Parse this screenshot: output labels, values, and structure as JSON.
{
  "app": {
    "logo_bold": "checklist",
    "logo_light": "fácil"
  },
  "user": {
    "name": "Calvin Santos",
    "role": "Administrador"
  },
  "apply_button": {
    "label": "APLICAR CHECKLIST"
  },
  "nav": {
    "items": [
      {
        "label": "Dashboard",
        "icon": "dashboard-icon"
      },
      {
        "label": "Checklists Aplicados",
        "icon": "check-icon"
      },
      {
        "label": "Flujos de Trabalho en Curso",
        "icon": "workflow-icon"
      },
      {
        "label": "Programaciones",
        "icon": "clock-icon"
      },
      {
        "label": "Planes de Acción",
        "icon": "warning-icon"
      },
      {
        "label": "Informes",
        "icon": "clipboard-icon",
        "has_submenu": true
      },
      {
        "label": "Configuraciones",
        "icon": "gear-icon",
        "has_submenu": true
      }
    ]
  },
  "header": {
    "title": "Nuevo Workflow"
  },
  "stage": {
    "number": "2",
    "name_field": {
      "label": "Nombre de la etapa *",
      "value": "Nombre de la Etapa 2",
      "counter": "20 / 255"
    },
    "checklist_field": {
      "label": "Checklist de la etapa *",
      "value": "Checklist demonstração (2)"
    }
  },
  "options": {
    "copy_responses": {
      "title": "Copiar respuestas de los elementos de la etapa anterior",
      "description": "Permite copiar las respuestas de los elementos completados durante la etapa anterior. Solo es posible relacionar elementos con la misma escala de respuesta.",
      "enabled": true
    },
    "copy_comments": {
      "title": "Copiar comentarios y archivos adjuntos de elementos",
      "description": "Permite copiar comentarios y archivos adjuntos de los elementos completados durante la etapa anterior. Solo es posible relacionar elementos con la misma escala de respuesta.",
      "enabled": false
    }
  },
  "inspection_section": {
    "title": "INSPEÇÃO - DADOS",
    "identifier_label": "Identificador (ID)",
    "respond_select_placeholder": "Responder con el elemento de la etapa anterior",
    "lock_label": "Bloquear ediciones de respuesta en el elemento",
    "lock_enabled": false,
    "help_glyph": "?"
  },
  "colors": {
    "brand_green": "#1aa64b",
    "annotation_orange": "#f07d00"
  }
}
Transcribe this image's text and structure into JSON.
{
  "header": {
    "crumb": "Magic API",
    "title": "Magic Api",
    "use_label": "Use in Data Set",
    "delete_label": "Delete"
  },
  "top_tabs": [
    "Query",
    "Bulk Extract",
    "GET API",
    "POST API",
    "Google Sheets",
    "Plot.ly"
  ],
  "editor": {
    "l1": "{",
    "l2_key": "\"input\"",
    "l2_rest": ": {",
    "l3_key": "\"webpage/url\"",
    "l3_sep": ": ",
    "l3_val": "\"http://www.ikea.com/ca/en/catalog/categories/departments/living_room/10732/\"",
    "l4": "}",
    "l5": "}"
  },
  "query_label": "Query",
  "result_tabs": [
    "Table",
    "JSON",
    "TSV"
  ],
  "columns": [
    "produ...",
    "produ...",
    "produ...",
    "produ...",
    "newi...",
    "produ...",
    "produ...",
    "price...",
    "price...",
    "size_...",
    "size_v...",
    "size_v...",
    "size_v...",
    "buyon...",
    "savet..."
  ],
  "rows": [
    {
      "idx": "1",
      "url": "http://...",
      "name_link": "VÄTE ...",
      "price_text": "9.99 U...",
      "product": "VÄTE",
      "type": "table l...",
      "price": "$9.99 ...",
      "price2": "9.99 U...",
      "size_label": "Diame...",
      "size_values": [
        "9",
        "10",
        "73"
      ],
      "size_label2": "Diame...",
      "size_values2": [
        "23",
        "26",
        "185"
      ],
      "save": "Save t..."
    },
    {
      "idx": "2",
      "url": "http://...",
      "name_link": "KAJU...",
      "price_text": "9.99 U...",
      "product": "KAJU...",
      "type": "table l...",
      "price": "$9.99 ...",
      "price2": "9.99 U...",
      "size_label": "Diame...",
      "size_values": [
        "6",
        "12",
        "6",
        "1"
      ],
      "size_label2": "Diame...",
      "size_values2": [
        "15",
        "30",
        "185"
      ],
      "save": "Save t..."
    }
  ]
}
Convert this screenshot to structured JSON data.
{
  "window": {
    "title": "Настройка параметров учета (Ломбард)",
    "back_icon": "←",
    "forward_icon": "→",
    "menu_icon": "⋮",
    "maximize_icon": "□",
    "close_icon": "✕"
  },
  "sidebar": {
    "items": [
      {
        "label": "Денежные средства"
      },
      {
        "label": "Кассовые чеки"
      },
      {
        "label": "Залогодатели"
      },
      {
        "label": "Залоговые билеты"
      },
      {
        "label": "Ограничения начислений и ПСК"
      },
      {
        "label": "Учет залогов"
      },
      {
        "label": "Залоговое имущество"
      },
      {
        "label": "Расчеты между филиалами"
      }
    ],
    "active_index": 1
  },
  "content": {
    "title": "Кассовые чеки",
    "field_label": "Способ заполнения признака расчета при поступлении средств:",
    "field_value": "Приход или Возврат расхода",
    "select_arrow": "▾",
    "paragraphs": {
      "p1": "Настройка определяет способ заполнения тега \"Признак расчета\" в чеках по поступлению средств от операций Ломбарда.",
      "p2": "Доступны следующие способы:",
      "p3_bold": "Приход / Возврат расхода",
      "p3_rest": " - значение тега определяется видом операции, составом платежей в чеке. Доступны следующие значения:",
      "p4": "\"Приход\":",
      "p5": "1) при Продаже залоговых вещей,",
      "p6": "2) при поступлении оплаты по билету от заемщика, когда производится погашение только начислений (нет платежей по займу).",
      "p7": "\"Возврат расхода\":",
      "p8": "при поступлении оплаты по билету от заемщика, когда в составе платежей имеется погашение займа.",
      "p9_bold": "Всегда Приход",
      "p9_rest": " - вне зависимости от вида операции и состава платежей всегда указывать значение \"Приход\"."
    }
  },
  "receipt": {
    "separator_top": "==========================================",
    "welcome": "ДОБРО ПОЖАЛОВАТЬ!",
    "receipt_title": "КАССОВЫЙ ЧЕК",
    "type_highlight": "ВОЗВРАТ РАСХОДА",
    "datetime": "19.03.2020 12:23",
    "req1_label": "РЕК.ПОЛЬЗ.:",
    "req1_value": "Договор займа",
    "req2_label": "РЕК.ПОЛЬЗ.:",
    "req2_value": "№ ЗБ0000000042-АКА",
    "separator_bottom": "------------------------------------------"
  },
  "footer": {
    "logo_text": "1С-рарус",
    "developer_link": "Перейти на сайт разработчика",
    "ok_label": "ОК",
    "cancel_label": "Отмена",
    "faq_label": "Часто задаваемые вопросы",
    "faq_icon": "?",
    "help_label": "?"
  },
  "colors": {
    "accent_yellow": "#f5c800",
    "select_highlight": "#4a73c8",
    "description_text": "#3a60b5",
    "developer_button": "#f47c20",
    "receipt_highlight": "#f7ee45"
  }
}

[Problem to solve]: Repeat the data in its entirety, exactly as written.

[Exercise output]:
Parse this screenshot: output labels, values, and structure as JSON.
{
  "app": {
    "logo_bold": "checklist",
    "logo_light": "fácil"
  },
  "user": {
    "name": "Calvin Santos",
    "role": "Administrador"
  },
  "apply_button": {
    "label": "APLICAR CHECKLIST"
  },
  "nav": {
    "items": [
      {
        "label": "Dashboard",
        "icon": "dashboard-icon"
      },
      {
        "label": "Checklists Aplicados",
        "icon": "check-icon"
      },
      {
        "label": "Flujos de Trabalho en Curso",
        "icon": "workflow-icon"
      },
      {
        "label": "Programaciones",
        "icon": "clock-icon"
      },
      {
        "label": "Planes de Acción",
        "icon": "warning-icon"
      },
      {
        "label": "Informes",
        "icon": "clipboard-icon",
        "has_submenu": true
      },
      {
        "label": "Configuraciones",
        "icon": "gear-icon",
        "has_submenu": true
      }
    ]
  },
  "header": {
    "title": "Nuevo Workflow"
  },
  "stage": {
    "number": "2",
    "name_field": {
      "label": "Nombre de la etapa *",
      "value": "Nombre de la Etapa 2",
      "counter": "20 / 255"
    },
    "checklist_field": {
      "label": "Checklist de la etapa *",
      "value": "Checklist demonstração (2)"
    }
  },
  "options": {
    "copy_responses": {
      "title": "Copiar respuestas de los elementos de la etapa anterior",
      "description": "Permite copiar las respuestas de los elementos completados durante la etapa anterior. Solo es posible relacionar elementos con la misma escala de respuesta.",
      "enabled": true
    },
    "copy_comments": {
      "title": "Copiar comentarios y archivos adjuntos de elementos",
      "description": "Permite copiar comentarios y archivos adjuntos de los elementos completados durante la etapa anterior. Solo es posible relacionar elementos con la misma escala de respuesta.",
      "enabled": false
    }
  },
  "inspection_section": {
    "title": "INSPEÇÃO - DADOS",
    "identifier_label": "Identificador (ID)",
    "respond_select_placeholder": "Responder con el elemento de la etapa anterior",
    "lock_label": "Bloquear ediciones de respuesta en el elemento",
    "lock_enabled": false,
    "help_glyph": "?"
  },
  "colors": {
    "brand_green": "#1aa64b",
    "annotation_orange": "#f07d00"
  }
}
Transcribe this image's text and structure into JSON.
{
  "header": {
    "crumb": "Magic API",
    "title": "Magic Api",
    "use_label": "Use in Data Set",
    "delete_label": "Delete"
  },
  "top_tabs": [
    "Query",
    "Bulk Extract",
    "GET API",
    "POST API",
    "Google Sheets",
    "Plot.ly"
  ],
  "editor": {
    "l1": "{",
    "l2_key": "\"input\"",
    "l2_rest": ": {",
    "l3_key": "\"webpage/url\"",
    "l3_sep": ": ",
    "l3_val": "\"http://www.ikea.com/ca/en/catalog/categories/departments/living_room/10732/\"",
    "l4": "}",
    "l5": "}"
  },
  "query_label": "Query",
  "result_tabs": [
    "Table",
    "JSON",
    "TSV"
  ],
  "columns": [
    "produ...",
    "produ...",
    "produ...",
    "produ...",
    "newi...",
    "produ...",
    "produ...",
    "price...",
    "price...",
    "size_...",
    "size_v...",
    "size_v...",
    "size_v...",
    "buyon...",
    "savet..."
  ],
  "rows": [
    {
      "idx": "1",
      "url": "http://...",
      "name_link": "VÄTE ...",
      "price_text": "9.99 U...",
      "product": "VÄTE",
      "type": "table l...",
      "price": "$9.99 ...",
      "price2": "9.99 U...",
      "size_label": "Diame...",
      "size_values": [
        "9",
        "10",
        "73"
      ],
      "size_label2": "Diame...",
      "size_values2": [
        "23",
        "26",
        "185"
      ],
      "save": "Save t..."
    },
    {
      "idx": "2",
      "url": "http://...",
      "name_link": "KAJU...",
      "price_text": "9.99 U...",
      "product": "KAJU...",
      "type": "table l...",
      "price": "$9.99 ...",
      "price2": "9.99 U...",
      "size_label": "Diame...",
      "size_values": [
        "6",
        "12",
        "6",
        "1"
      ],
      "size_label2": "Diame...",
      "size_values2": [
        "15",
        "30",
        "185"
      ],
      "save": "Save t..."
    }
  ]
}
Convert this screenshot to structured JSON data.
{
  "window": {
    "title": "Настройка параметров учета (Ломбард)",
    "back_icon": "←",
    "forward_icon": "→",
    "menu_icon": "⋮",
    "maximize_icon": "□",
    "close_icon": "✕"
  },
  "sidebar": {
    "items": [
      {
        "label": "Денежные средства"
      },
      {
        "label": "Кассовые чеки"
      },
      {
        "label": "Залогодатели"
      },
      {
        "label": "Залоговые билеты"
      },
      {
        "label": "Ограничения начислений и ПСК"
      },
      {
        "label": "Учет залогов"
      },
      {
        "label": "Залоговое имущество"
      },
      {
        "label": "Расчеты между филиалами"
      }
    ],
    "active_index": 1
  },
  "content": {
    "title": "Кассовые чеки",
    "field_label": "Способ заполнения признака расчета при поступлении средств:",
    "field_value": "Приход или Возврат расхода",
    "select_arrow": "▾",
    "paragraphs": {
      "p1": "Настройка определяет способ заполнения тега \"Признак расчета\" в чеках по поступлению средств от операций Ломбарда.",
      "p2": "Доступны следующие способы:",
      "p3_bold": "Приход / Возврат расхода",
      "p3_rest": " - значение тега определяется видом операции, составом платежей в чеке. Доступны следующие значения:",
      "p4": "\"Приход\":",
      "p5": "1) при Продаже залоговых вещей,",
      "p6": "2) при поступлении оплаты по билету от заемщика, когда производится погашение только начислений (нет платежей по займу).",
      "p7": "\"Возврат расхода\":",
      "p8": "при поступлении оплаты по билету от заемщика, когда в составе платежей имеется погашение займа.",
      "p9_bold": "Всегда Приход",
      "p9_rest": " - вне зависимости от вида операции и состава платежей всегда указывать значение \"Приход\"."
    }
  },
  "receipt": {
    "separator_top": "==========================================",
    "welcome": "ДОБРО ПОЖАЛОВАТЬ!",
    "receipt_title": "КАССОВЫЙ ЧЕК",
    "type_highlight": "ВОЗВРАТ РАСХОДА",
    "datetime": "19.03.2020 12:23",
    "req1_label": "РЕК.ПОЛЬЗ.:",
    "req1_value": "Договор займа",
    "req2_label": "РЕК.ПОЛЬЗ.:",
    "req2_value": "№ ЗБ0000000042-АКА",
    "separator_bottom": "------------------------------------------"
  },
  "footer": {
    "logo_text": "1С-рарус",
    "developer_link": "Перейти на сайт разработчика",
    "ok_label": "ОК",
    "cancel_label": "Отмена",
    "faq_label": "Часто задаваемые вопросы",
    "faq_icon": "?",
    "help_label": "?"
  },
  "colors": {
    "accent_yellow": "#f5c800",
    "select_highlight": "#4a73c8",
    "description_text": "#3a60b5",
    "developer_button": "#f47c20",
    "receipt_highlight": "#f7ee45"
  }
}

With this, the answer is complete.